When Steve Jobs said that he was going to announce a new iPod with touch controls, a revolutionary mobile phone and a breakthrough Internet communicator, for a slight moment, we thought he really meant three different products. Our assumption wasn't totally wrong though, because the iPhone is exactly that: three products rolled into one unit.
Apple wants to revolutionize the user interface of the mobile and according to Jobs, one major problem with mobile phones these days (even new smartphones) is the static keypad and keyboard - Sorry, Blackberry and Palm lovers, but you're passe. Buttons and controls can't be changed, making it hard for manufacturers to add new features to existing products.
For a truly revolutionary UI, both hardware and software have to work hand in hand. The iPhone does away with traditional external input. There are no physical buttons and even a stylus is shunned for the touchscreen. So how does one input anything into the phones? Why - by using our fingers (and thumb) of course! To quote Jobs' keynote address, "The patented Multi-touch input works like magic, needs no stylus, is far more accurate, ignores unintended touches and allows multi-finder gestures". The iPhone in essence is "Five years ahead of any other phones".
The other bombshell dropped is that the iPhone runs on OS X. This certainly sounds like a logical choice for Apple. The networking, syncing, multi-tasking, and security advantages of OS X as well as its power efficiency are some of the reasons behind this choice. Of course, we mustn't forget other important components of OS X such as Core animation and Cocoa. At the end of the day, the iPhone is capable of providing desktop class application and networking capability.

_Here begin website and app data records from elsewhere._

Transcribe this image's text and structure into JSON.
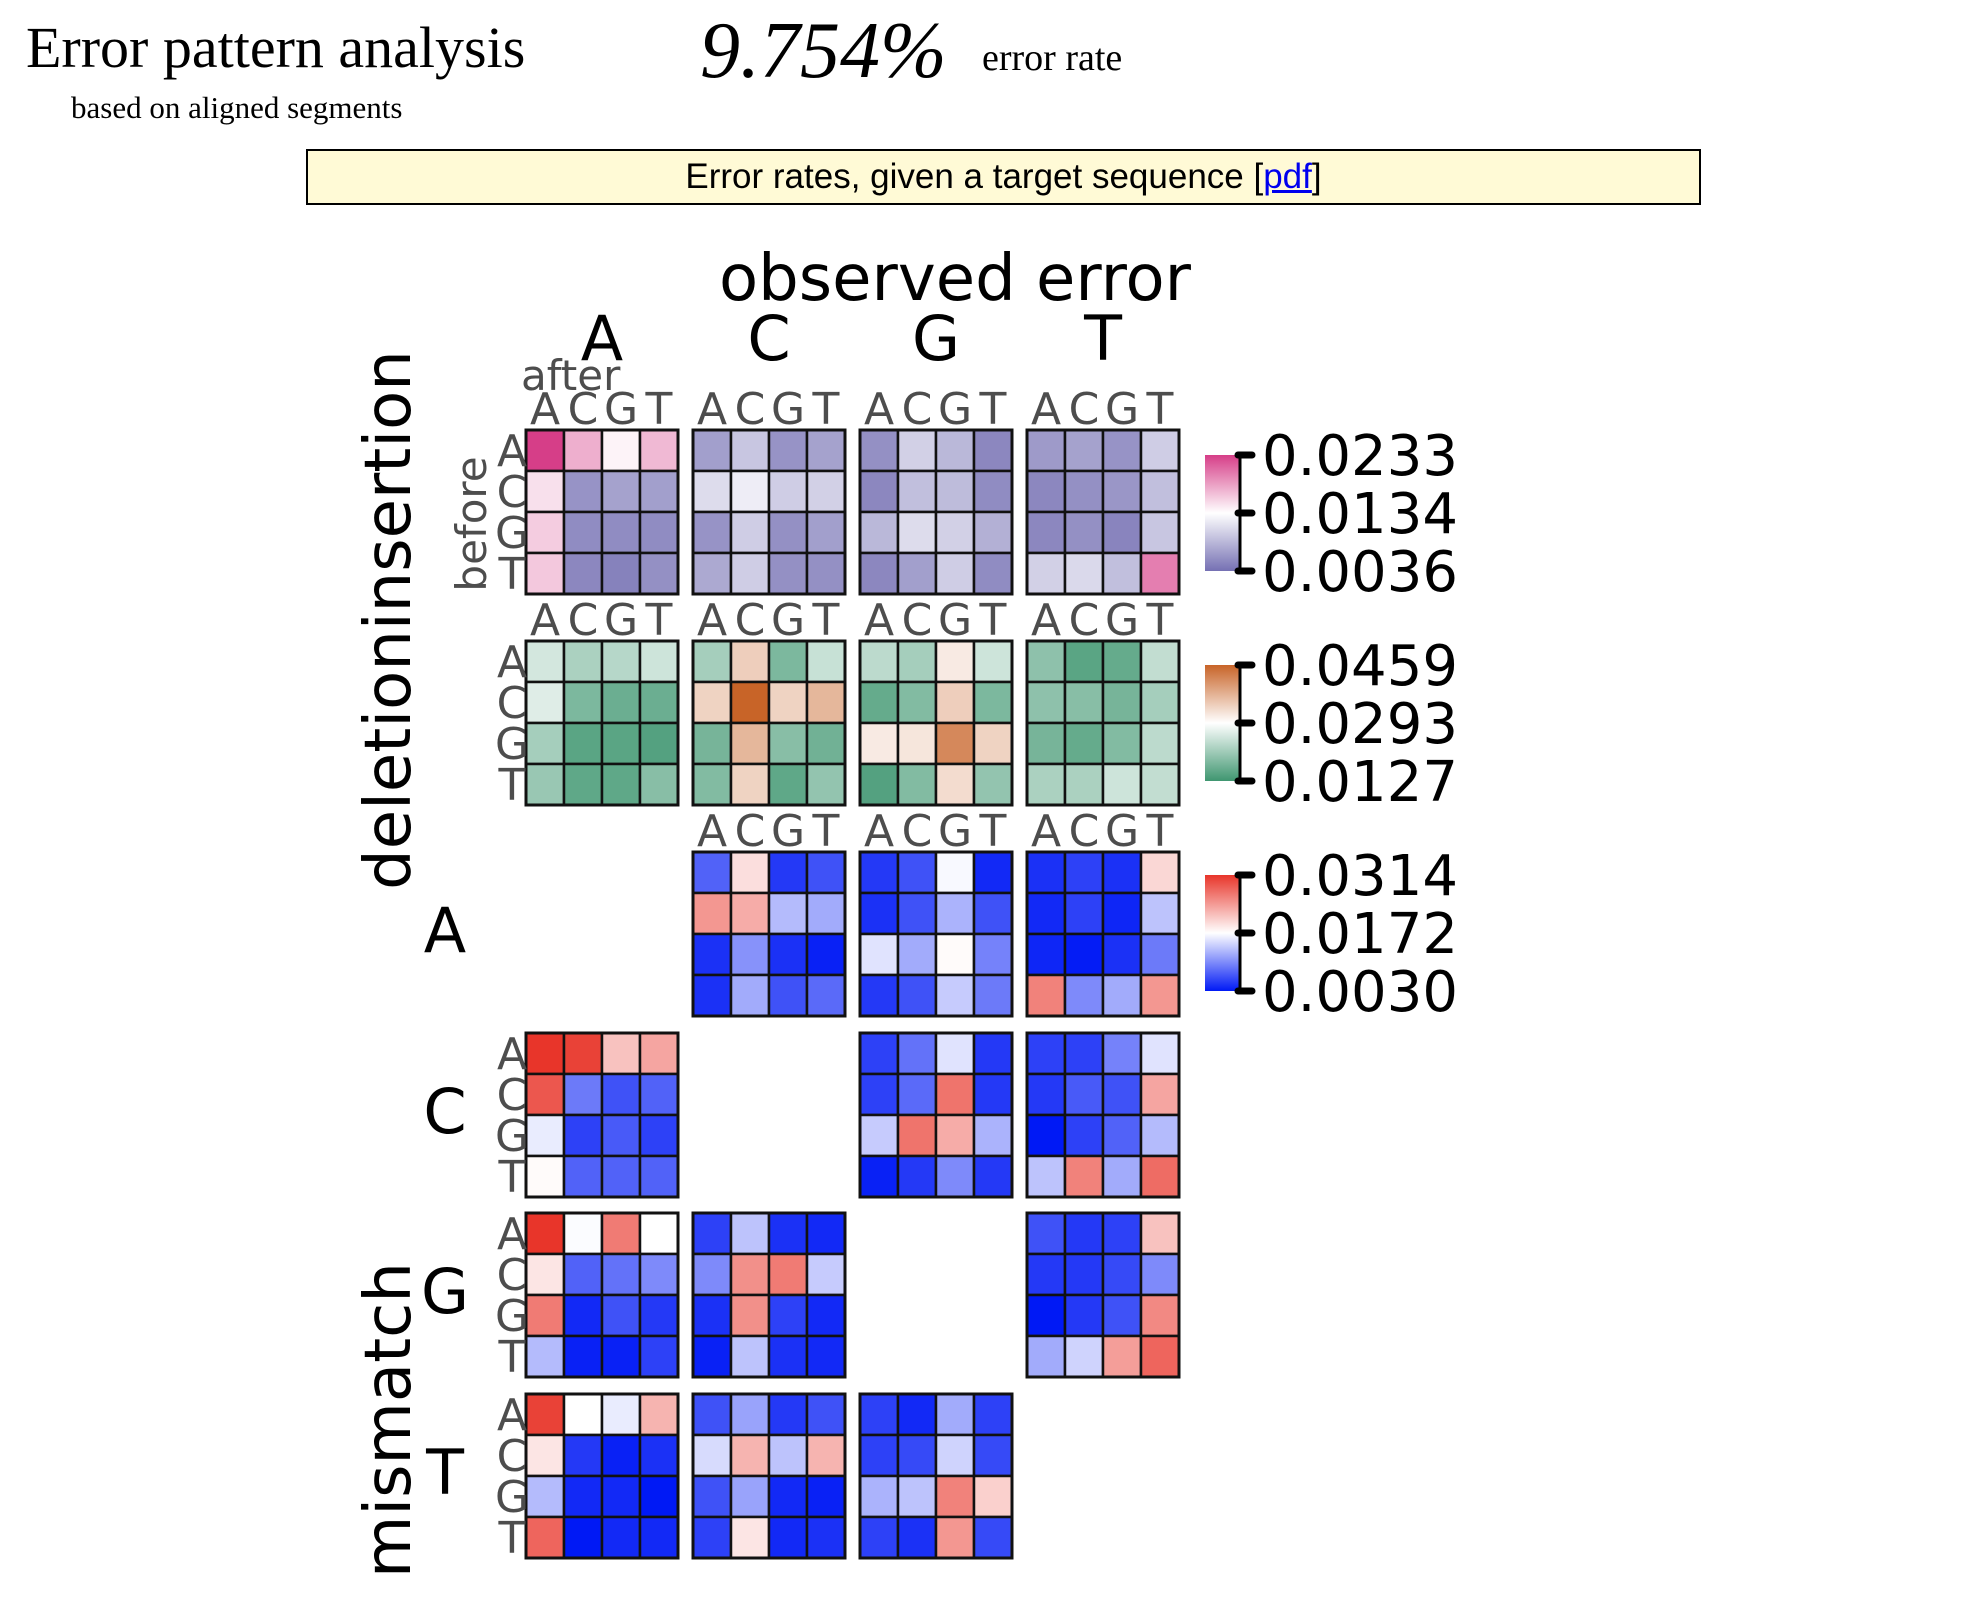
{
  "header": {
    "title": "Error pattern analysis",
    "subtitle": "based on aligned segments",
    "error_rate_value": "9.754%",
    "error_rate_label": "error rate"
  },
  "banner": {
    "text_before": "Error rates, given a target sequence [",
    "link_label": "pdf",
    "text_after": "]"
  },
  "chart_data": {
    "type": "heatmap",
    "title": "observed error",
    "column_labels": [
      "A",
      "C",
      "G",
      "T"
    ],
    "column_axis_label": "after",
    "row_axis_label": "before",
    "bases": [
      "A",
      "C",
      "G",
      "T"
    ],
    "row_groups": [
      {
        "name": "insertion",
        "group_label": "insertion"
      },
      {
        "name": "deletion",
        "group_label": "deletion"
      },
      {
        "name": "mismatch A",
        "group_label": "mismatch",
        "sub_label": "A"
      },
      {
        "name": "mismatch C",
        "group_label": "mismatch",
        "sub_label": "C"
      },
      {
        "name": "mismatch G",
        "group_label": "mismatch",
        "sub_label": "G"
      },
      {
        "name": "mismatch T",
        "group_label": "mismatch",
        "sub_label": "T"
      }
    ],
    "side_labels": {
      "top": "deletioninsertion",
      "bottom": "mismatch"
    },
    "scales": {
      "insertion": {
        "min": 0.0036,
        "mid": 0.0134,
        "max": 0.0233,
        "low_color": "#7570b3",
        "mid_color": "#ffffff",
        "high_color": "#d63e88",
        "ticks": [
          "0.0233",
          "0.0134",
          "0.0036"
        ]
      },
      "deletion": {
        "min": 0.0127,
        "mid": 0.0293,
        "max": 0.0459,
        "low_color": "#3f9670",
        "mid_color": "#ffffff",
        "high_color": "#c86428",
        "ticks": [
          "0.0459",
          "0.0293",
          "0.0127"
        ]
      },
      "mismatch": {
        "min": 0.003,
        "mid": 0.0172,
        "max": 0.0314,
        "low_color": "#0019f5",
        "mid_color": "#ffffff",
        "high_color": "#e8352a",
        "ticks": [
          "0.0314",
          "0.0172",
          "0.0030"
        ]
      }
    },
    "panels": {
      "insertion": {
        "A": [
          [
            0.0233,
            0.0175,
            0.014,
            0.017
          ],
          [
            0.015,
            0.006,
            0.007,
            0.0068
          ],
          [
            0.016,
            0.0055,
            0.0055,
            0.0055
          ],
          [
            0.0162,
            0.0052,
            0.0048,
            0.0058
          ]
        ],
        "C": [
          [
            0.0068,
            0.0095,
            0.006,
            0.007
          ],
          [
            0.011,
            0.0122,
            0.01,
            0.0102
          ],
          [
            0.006,
            0.01,
            0.0058,
            0.0068
          ],
          [
            0.0075,
            0.01,
            0.0058,
            0.0058
          ]
        ],
        "G": [
          [
            0.0058,
            0.0102,
            0.0085,
            0.0052
          ],
          [
            0.0052,
            0.009,
            0.0088,
            0.0055
          ],
          [
            0.0085,
            0.011,
            0.0102,
            0.008
          ],
          [
            0.0052,
            0.0068,
            0.01,
            0.0055
          ]
        ],
        "T": [
          [
            0.0065,
            0.007,
            0.006,
            0.01
          ],
          [
            0.0052,
            0.0058,
            0.0062,
            0.009
          ],
          [
            0.0052,
            0.0058,
            0.005,
            0.0095
          ],
          [
            0.0102,
            0.0108,
            0.009,
            0.02
          ]
        ]
      },
      "deletion": {
        "A": [
          [
            0.0255,
            0.022,
            0.023,
            0.025
          ],
          [
            0.0265,
            0.018,
            0.0165,
            0.0165
          ],
          [
            0.0215,
            0.015,
            0.015,
            0.0145
          ],
          [
            0.0205,
            0.0155,
            0.0155,
            0.019
          ]
        ],
        "C": [
          [
            0.0215,
            0.0345,
            0.018,
            0.0245
          ],
          [
            0.034,
            0.0459,
            0.034,
            0.037
          ],
          [
            0.0175,
            0.037,
            0.019,
            0.017
          ],
          [
            0.0185,
            0.034,
            0.0155,
            0.02
          ]
        ],
        "G": [
          [
            0.0235,
            0.0215,
            0.0315,
            0.025
          ],
          [
            0.016,
            0.0185,
            0.0345,
            0.018
          ],
          [
            0.0315,
            0.032,
            0.042,
            0.034
          ],
          [
            0.0145,
            0.0185,
            0.033,
            0.02
          ]
        ],
        "T": [
          [
            0.0195,
            0.015,
            0.016,
            0.024
          ],
          [
            0.0195,
            0.019,
            0.0175,
            0.0215
          ],
          [
            0.0175,
            0.016,
            0.0185,
            0.0235
          ],
          [
            0.022,
            0.022,
            0.025,
            0.024
          ]
        ]
      },
      "mismatch A": {
        "A": null,
        "C": [
          [
            0.0075,
            0.0195,
            0.005,
            0.0065
          ],
          [
            0.0245,
            0.023,
            0.013,
            0.012
          ],
          [
            0.0045,
            0.0105,
            0.0045,
            0.0035
          ],
          [
            0.0045,
            0.012,
            0.0065,
            0.008
          ]
        ],
        "G": [
          [
            0.005,
            0.0065,
            0.0168,
            0.004
          ],
          [
            0.0045,
            0.0065,
            0.0125,
            0.0065
          ],
          [
            0.0155,
            0.012,
            0.0175,
            0.0095
          ],
          [
            0.005,
            0.0065,
            0.014,
            0.009
          ]
        ],
        "T": [
          [
            0.0045,
            0.0055,
            0.0045,
            0.02
          ],
          [
            0.004,
            0.0055,
            0.0038,
            0.0135
          ],
          [
            0.0038,
            0.0032,
            0.0045,
            0.009
          ],
          [
            0.026,
            0.01,
            0.012,
            0.0245
          ]
        ]
      },
      "mismatch C": {
        "A": [
          [
            0.0314,
            0.0305,
            0.0215,
            0.0235
          ],
          [
            0.029,
            0.009,
            0.0065,
            0.0075
          ],
          [
            0.016,
            0.0055,
            0.007,
            0.0055
          ],
          [
            0.0175,
            0.0075,
            0.0075,
            0.0075
          ]
        ],
        "C": null,
        "G": [
          [
            0.0055,
            0.0085,
            0.0155,
            0.005
          ],
          [
            0.0055,
            0.008,
            0.027,
            0.005
          ],
          [
            0.014,
            0.027,
            0.023,
            0.0125
          ],
          [
            0.0035,
            0.005,
            0.01,
            0.005
          ]
        ],
        "T": [
          [
            0.0055,
            0.0055,
            0.0095,
            0.0155
          ],
          [
            0.005,
            0.007,
            0.0065,
            0.0235
          ],
          [
            0.003,
            0.0055,
            0.0075,
            0.013
          ],
          [
            0.0135,
            0.026,
            0.012,
            0.0275
          ]
        ]
      },
      "mismatch G": {
        "A": [
          [
            0.0314,
            0.017,
            0.0265,
            0.0172
          ],
          [
            0.019,
            0.0075,
            0.0085,
            0.01
          ],
          [
            0.0265,
            0.004,
            0.0065,
            0.005
          ],
          [
            0.013,
            0.0035,
            0.0035,
            0.0055
          ]
        ],
        "C": [
          [
            0.0055,
            0.0135,
            0.0045,
            0.004
          ],
          [
            0.01,
            0.025,
            0.0265,
            0.014
          ],
          [
            0.0045,
            0.025,
            0.0055,
            0.004
          ],
          [
            0.0035,
            0.0135,
            0.0045,
            0.004
          ]
        ],
        "G": null,
        "T": [
          [
            0.0065,
            0.005,
            0.0055,
            0.0215
          ],
          [
            0.005,
            0.005,
            0.006,
            0.01
          ],
          [
            0.003,
            0.005,
            0.0065,
            0.0255
          ],
          [
            0.012,
            0.0145,
            0.024,
            0.028
          ]
        ]
      },
      "mismatch T": {
        "A": [
          [
            0.0305,
            0.0172,
            0.016,
            0.0225
          ],
          [
            0.019,
            0.005,
            0.0035,
            0.0045
          ],
          [
            0.013,
            0.004,
            0.004,
            0.003
          ],
          [
            0.028,
            0.003,
            0.004,
            0.004
          ]
        ],
        "C": [
          [
            0.0065,
            0.0115,
            0.005,
            0.0065
          ],
          [
            0.015,
            0.0225,
            0.0135,
            0.0225
          ],
          [
            0.0065,
            0.0115,
            0.004,
            0.0035
          ],
          [
            0.0055,
            0.019,
            0.004,
            0.0045
          ]
        ],
        "G": [
          [
            0.0055,
            0.004,
            0.012,
            0.0055
          ],
          [
            0.0055,
            0.006,
            0.0145,
            0.006
          ],
          [
            0.0125,
            0.0135,
            0.026,
            0.0205
          ],
          [
            0.0055,
            0.0045,
            0.0245,
            0.006
          ]
        ],
        "T": null
      }
    }
  }
}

Because the iPhone is essentially an iPod as well, software updates work just like any iPod and available only through iTunes. One thing's for certain though, Apple is still tight lipped on what processor is powering the iPhone.